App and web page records

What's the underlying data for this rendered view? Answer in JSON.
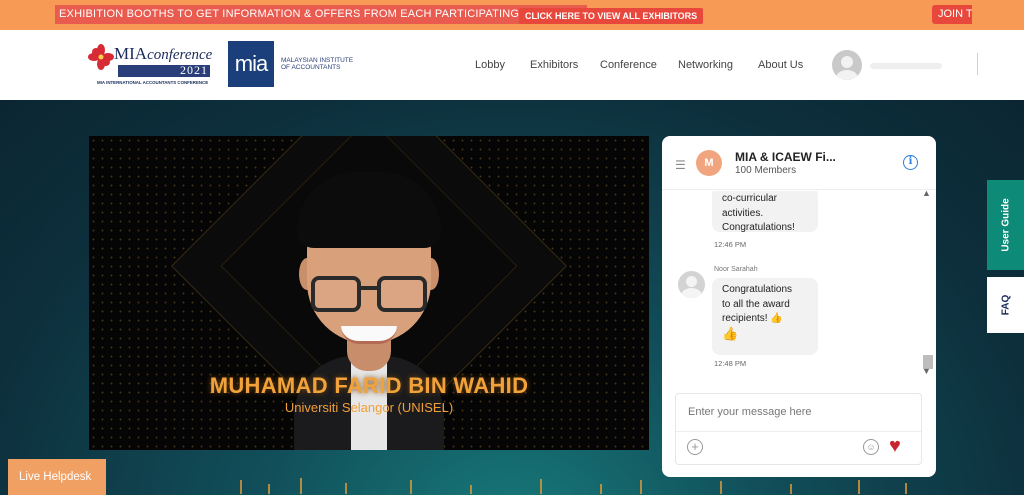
{
  "banner": {
    "ticker": "EXHIBITION BOOTHS TO GET INFORMATION & OFFERS FROM EACH PARTICIPATING EXHIBITOR",
    "cta": "CLICK HERE TO VIEW ALL EXHIBITORS",
    "join": "JOIN T"
  },
  "header": {
    "logo_conf_title_main": "MIA",
    "logo_conf_title_italic": "conference",
    "logo_conf_year": "2021",
    "logo_conf_sub": "MIA INTERNATIONAL ACCOUNTANTS CONFERENCE",
    "logo_mia_text": "mia",
    "logo_mia_name_1": "MALAYSIAN INSTITUTE",
    "logo_mia_name_2": "OF ACCOUNTANTS",
    "nav": [
      "Lobby",
      "Exhibitors",
      "Conference",
      "Networking",
      "About Us"
    ]
  },
  "video": {
    "name": "MUHAMAD FARID BIN WAHID",
    "university": "Universiti Selangor (UNISEL)"
  },
  "chat": {
    "group_initial": "M",
    "title": "MIA & ICAEW Fi...",
    "members": "100 Members",
    "messages": [
      {
        "lines": [
          "co-curricular",
          "activities.",
          "Congratulations!"
        ],
        "time": "12:46 PM"
      },
      {
        "sender": "Noor Sarahah",
        "lines": [
          "Congratulations",
          "to all the award",
          "recipients! 👍",
          "👍"
        ],
        "time": "12:48 PM"
      }
    ],
    "input_placeholder": "Enter your message here"
  },
  "side_tabs": {
    "guide": "User Guide",
    "faq": "FAQ"
  },
  "helpdesk": "Live Helpdesk",
  "colors": {
    "banner": "#f79a55",
    "banner_accent": "#e8483c",
    "accent_gold": "#f2a23b",
    "guide_tab": "#0e8a78",
    "heart": "#c7262e"
  },
  "icons": [
    "flower-logo-icon",
    "hamburger-icon",
    "info-icon",
    "thumbs-up-icon",
    "plus-icon",
    "smile-icon",
    "heart-icon",
    "chevron-up-icon",
    "chevron-down-icon"
  ]
}
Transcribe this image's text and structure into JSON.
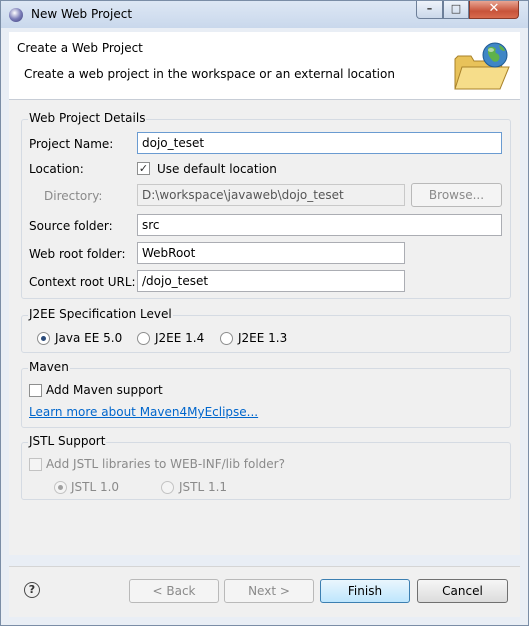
{
  "window": {
    "title": "New Web Project"
  },
  "header": {
    "title": "Create a Web Project",
    "description": "Create a web project in the workspace or an external location"
  },
  "details": {
    "legend": "Web Project Details",
    "project_name_label": "Project Name:",
    "project_name_value": "dojo_teset",
    "location_label": "Location:",
    "use_default_location_label": "Use default location",
    "use_default_location_checked": true,
    "directory_label": "Directory:",
    "directory_value": "D:\\workspace\\javaweb\\dojo_teset",
    "browse_label": "Browse...",
    "source_folder_label": "Source folder:",
    "source_folder_value": "src",
    "web_root_label": "Web root folder:",
    "web_root_value": "WebRoot",
    "context_root_label": "Context root URL:",
    "context_root_value": "/dojo_teset"
  },
  "j2ee": {
    "legend": "J2EE Specification Level",
    "options": [
      "Java EE 5.0",
      "J2EE 1.4",
      "J2EE 1.3"
    ],
    "selected": "Java EE 5.0"
  },
  "maven": {
    "legend": "Maven",
    "add_support_label": "Add Maven support",
    "add_support_checked": false,
    "learn_more_link": "Learn more about Maven4MyEclipse..."
  },
  "jstl": {
    "legend": "JSTL Support",
    "add_libraries_label": "Add JSTL libraries to WEB-INF/lib folder?",
    "add_libraries_checked": false,
    "options": [
      "JSTL 1.0",
      "JSTL 1.1"
    ],
    "selected": "JSTL 1.0"
  },
  "footer": {
    "help_glyph": "?",
    "back_label": "< Back",
    "next_label": "Next >",
    "finish_label": "Finish",
    "cancel_label": "Cancel"
  },
  "icons": {
    "app": "myeclipse-icon",
    "wizard": "web-project-folder-globe-icon",
    "help": "help-icon"
  },
  "colors": {
    "link": "#0066cc",
    "focus_border": "#6a9bd1",
    "close_button": "#c8533a"
  }
}
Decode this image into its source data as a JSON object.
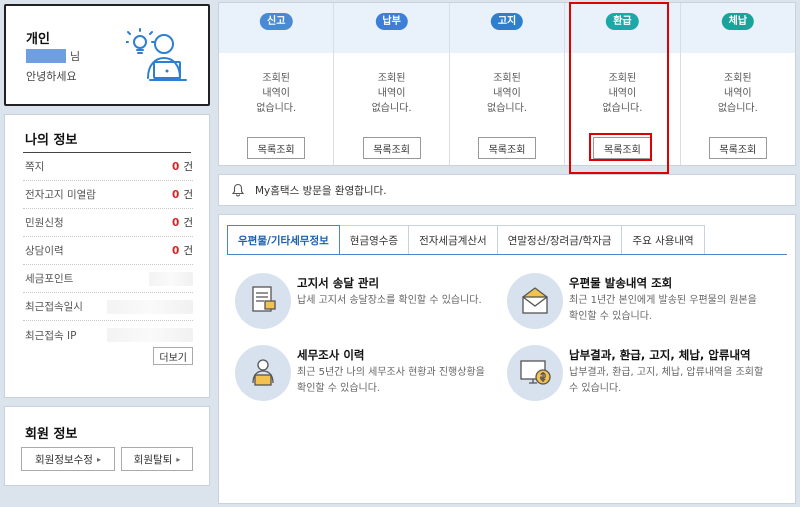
{
  "user": {
    "type": "개인",
    "name_suffix": "님",
    "greeting": "안녕하세요"
  },
  "my_info": {
    "title": "나의 정보",
    "rows": [
      {
        "label": "쪽지",
        "count": "0",
        "unit": "건"
      },
      {
        "label": "전자고지 미열람",
        "count": "0",
        "unit": "건"
      },
      {
        "label": "민원신청",
        "count": "0",
        "unit": "건"
      },
      {
        "label": "상담이력",
        "count": "0",
        "unit": "건"
      },
      {
        "label": "세금포인트"
      },
      {
        "label": "최근접속일시"
      },
      {
        "label": "최근접속 IP"
      }
    ],
    "more_label": "더보기"
  },
  "member": {
    "title": "회원 정보",
    "edit_label": "회원정보수정",
    "withdraw_label": "회원탈퇴"
  },
  "status_cards": [
    {
      "tag": "신고",
      "color": "#4a8ad4",
      "empty_text": "조회된\n내역이\n없습니다.",
      "button": "목록조회"
    },
    {
      "tag": "납부",
      "color": "#3d7fd8",
      "empty_text": "조회된\n내역이\n없습니다.",
      "button": "목록조회"
    },
    {
      "tag": "고지",
      "color": "#2f7fcf",
      "empty_text": "조회된\n내역이\n없습니다.",
      "button": "목록조회"
    },
    {
      "tag": "환급",
      "color": "#1da8a8",
      "empty_text": "조회된\n내역이\n없습니다.",
      "button": "목록조회"
    },
    {
      "tag": "체납",
      "color": "#1aa39a",
      "empty_text": "조회된\n내역이\n없습니다.",
      "button": "목록조회"
    }
  ],
  "notice": {
    "text": "My홈택스 방문을 환영합니다."
  },
  "tabs": [
    {
      "label": "우편물/기타세무정보",
      "active": true
    },
    {
      "label": "현금영수증"
    },
    {
      "label": "전자세금계산서"
    },
    {
      "label": "연말정산/장려금/학자금"
    },
    {
      "label": "주요 사용내역"
    }
  ],
  "services": [
    {
      "title": "고지서 송달 관리",
      "desc": "납세 고지서 송달장소를 확인할 수 있습니다.",
      "icon": "document-icon"
    },
    {
      "title": "우편물 발송내역 조회",
      "desc": "최근 1년간 본인에게 발송된 우편물의 원본을 확인할 수 있습니다.",
      "icon": "envelope-icon"
    },
    {
      "title": "세무조사 이력",
      "desc": "최근 5년간 나의 세무조사 현황과 진행상황을 확인할 수 있습니다.",
      "icon": "person-laptop-icon"
    },
    {
      "title": "납부결과, 환급, 고지, 체납, 압류내역",
      "desc": "납부결과, 환급, 고지, 체납, 압류내역을 조회할 수 있습니다.",
      "icon": "monitor-coin-icon"
    }
  ]
}
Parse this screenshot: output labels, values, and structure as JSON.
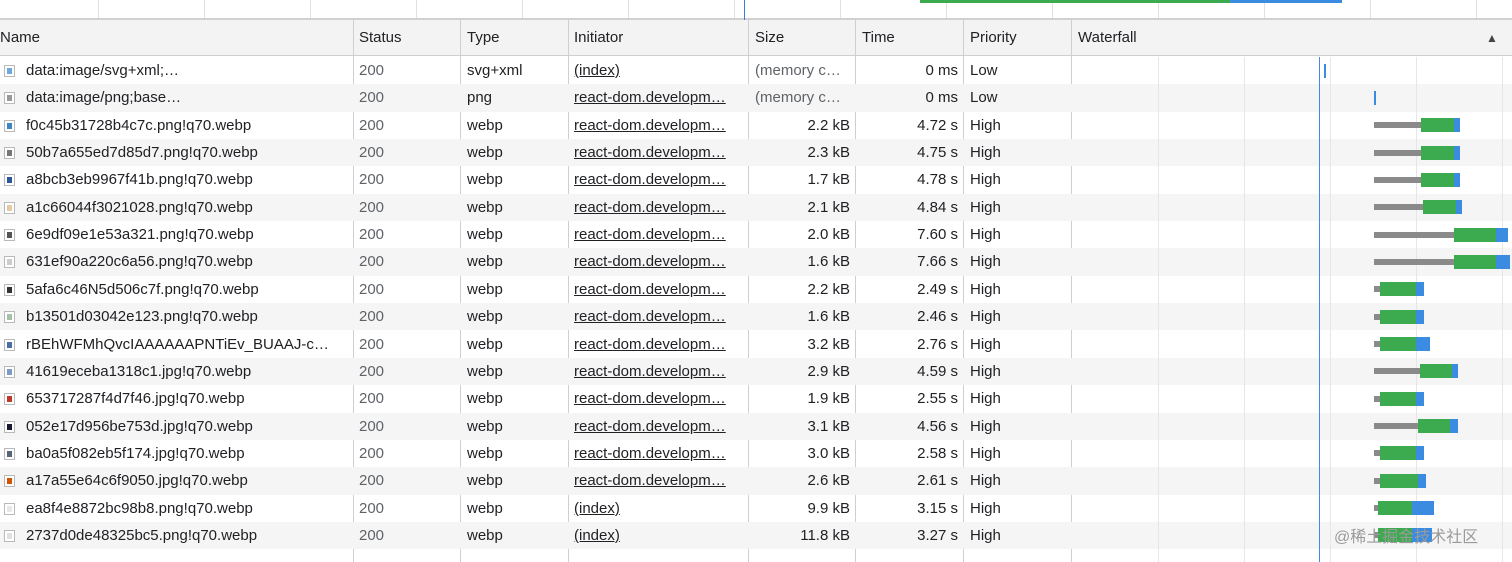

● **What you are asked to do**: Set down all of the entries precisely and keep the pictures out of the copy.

● **Written reply**:
What's the underlying data for this rendered view? Answer in JSON.
{
  "banner": {
    "ticker": "EXHIBITION BOOTHS TO GET INFORMATION & OFFERS FROM EACH PARTICIPATING EXHIBITOR",
    "cta": "CLICK HERE TO VIEW ALL EXHIBITORS",
    "join": "JOIN T"
  },
  "header": {
    "logo_conf_title_main": "MIA",
    "logo_conf_title_italic": "conference",
    "logo_conf_year": "2021",
    "logo_conf_sub": "MIA INTERNATIONAL ACCOUNTANTS CONFERENCE",
    "logo_mia_text": "mia",
    "logo_mia_name_1": "MALAYSIAN INSTITUTE",
    "logo_mia_name_2": "OF ACCOUNTANTS",
    "nav": [
      "Lobby",
      "Exhibitors",
      "Conference",
      "Networking",
      "About Us"
    ]
  },
  "video": {
    "name": "MUHAMAD FARID BIN WAHID",
    "university": "Universiti Selangor (UNISEL)"
  },
  "chat": {
    "group_initial": "M",
    "title": "MIA & ICAEW Fi...",
    "members": "100 Members",
    "messages": [
      {
        "lines": [
          "co-curricular",
          "activities.",
          "Congratulations!"
        ],
        "time": "12:46 PM"
      },
      {
        "sender": "Noor Sarahah",
        "lines": [
          "Congratulations",
          "to all the award",
          "recipients! 👍",
          "👍"
        ],
        "time": "12:48 PM"
      }
    ],
    "input_placeholder": "Enter your message here"
  },
  "side_tabs": {
    "guide": "User Guide",
    "faq": "FAQ"
  },
  "helpdesk": "Live Helpdesk",
  "colors": {
    "banner": "#f79a55",
    "banner_accent": "#e8483c",
    "accent_gold": "#f2a23b",
    "guide_tab": "#0e8a78",
    "heart": "#c7262e"
  },
  "icons": [
    "flower-logo-icon",
    "hamburger-icon",
    "info-icon",
    "thumbs-up-icon",
    "plus-icon",
    "smile-icon",
    "heart-icon",
    "chevron-up-icon",
    "chevron-down-icon"
  ]
}
Transcribe this image's text and structure into JSON.
{
  "window": {
    "title": "New Web Project"
  },
  "header": {
    "title": "Create a Web Project",
    "description": "Create a web project in the workspace or an external location"
  },
  "details": {
    "legend": "Web Project Details",
    "project_name_label": "Project Name:",
    "project_name_value": "dojo_teset",
    "location_label": "Location:",
    "use_default_location_label": "Use default location",
    "use_default_location_checked": true,
    "directory_label": "Directory:",
    "directory_value": "D:\\workspace\\javaweb\\dojo_teset",
    "browse_label": "Browse...",
    "source_folder_label": "Source folder:",
    "source_folder_value": "src",
    "web_root_label": "Web root folder:",
    "web_root_value": "WebRoot",
    "context_root_label": "Context root URL:",
    "context_root_value": "/dojo_teset"
  },
  "j2ee": {
    "legend": "J2EE Specification Level",
    "options": [
      "Java EE 5.0",
      "J2EE 1.4",
      "J2EE 1.3"
    ],
    "selected": "Java EE 5.0"
  },
  "maven": {
    "legend": "Maven",
    "add_support_label": "Add Maven support",
    "add_support_checked": false,
    "learn_more_link": "Learn more about Maven4MyEclipse..."
  },
  "jstl": {
    "legend": "JSTL Support",
    "add_libraries_label": "Add JSTL libraries to WEB-INF/lib folder?",
    "add_libraries_checked": false,
    "options": [
      "JSTL 1.0",
      "JSTL 1.1"
    ],
    "selected": "JSTL 1.0"
  },
  "footer": {
    "help_glyph": "?",
    "back_label": "< Back",
    "next_label": "Next >",
    "finish_label": "Finish",
    "cancel_label": "Cancel"
  },
  "icons": {
    "app": "myeclipse-icon",
    "wizard": "web-project-folder-globe-icon",
    "help": "help-icon"
  },
  "colors": {
    "link": "#0066cc",
    "focus_border": "#6a9bd1",
    "close_button": "#c8533a"
  }
}
Decode this image into its source data as a JSON object.
{
  "user": {
    "type": "개인",
    "name_suffix": "님",
    "greeting": "안녕하세요"
  },
  "my_info": {
    "title": "나의 정보",
    "rows": [
      {
        "label": "쪽지",
        "count": "0",
        "unit": "건"
      },
      {
        "label": "전자고지 미열람",
        "count": "0",
        "unit": "건"
      },
      {
        "label": "민원신청",
        "count": "0",
        "unit": "건"
      },
      {
        "label": "상담이력",
        "count": "0",
        "unit": "건"
      },
      {
        "label": "세금포인트"
      },
      {
        "label": "최근접속일시"
      },
      {
        "label": "최근접속 IP"
      }
    ],
    "more_label": "더보기"
  },
  "member": {
    "title": "회원 정보",
    "edit_label": "회원정보수정",
    "withdraw_label": "회원탈퇴"
  },
  "status_cards": [
    {
      "tag": "신고",
      "color": "#4a8ad4",
      "empty_text": "조회된\n내역이\n없습니다.",
      "button": "목록조회"
    },
    {
      "tag": "납부",
      "color": "#3d7fd8",
      "empty_text": "조회된\n내역이\n없습니다.",
      "button": "목록조회"
    },
    {
      "tag": "고지",
      "color": "#2f7fcf",
      "empty_text": "조회된\n내역이\n없습니다.",
      "button": "목록조회"
    },
    {
      "tag": "환급",
      "color": "#1da8a8",
      "empty_text": "조회된\n내역이\n없습니다.",
      "button": "목록조회"
    },
    {
      "tag": "체납",
      "color": "#1aa39a",
      "empty_text": "조회된\n내역이\n없습니다.",
      "button": "목록조회"
    }
  ],
  "notice": {
    "text": "My홈택스 방문을 환영합니다."
  },
  "tabs": [
    {
      "label": "우편물/기타세무정보",
      "active": true
    },
    {
      "label": "현금영수증"
    },
    {
      "label": "전자세금계산서"
    },
    {
      "label": "연말정산/장려금/학자금"
    },
    {
      "label": "주요 사용내역"
    }
  ],
  "services": [
    {
      "title": "고지서 송달 관리",
      "desc": "납세 고지서 송달장소를 확인할 수 있습니다.",
      "icon": "document-icon"
    },
    {
      "title": "우편물 발송내역 조회",
      "desc": "최근 1년간 본인에게 발송된 우편물의 원본을 확인할 수 있습니다.",
      "icon": "envelope-icon"
    },
    {
      "title": "세무조사 이력",
      "desc": "최근 5년간 나의 세무조사 현황과 진행상황을 확인할 수 있습니다.",
      "icon": "person-laptop-icon"
    },
    {
      "title": "납부결과, 환급, 고지, 체납, 압류내역",
      "desc": "납부결과, 환급, 고지, 체납, 압류내역을 조회할 수 있습니다.",
      "icon": "monitor-coin-icon"
    }
  ]
}
Parse this screenshot: output labels, values, and structure as JSON.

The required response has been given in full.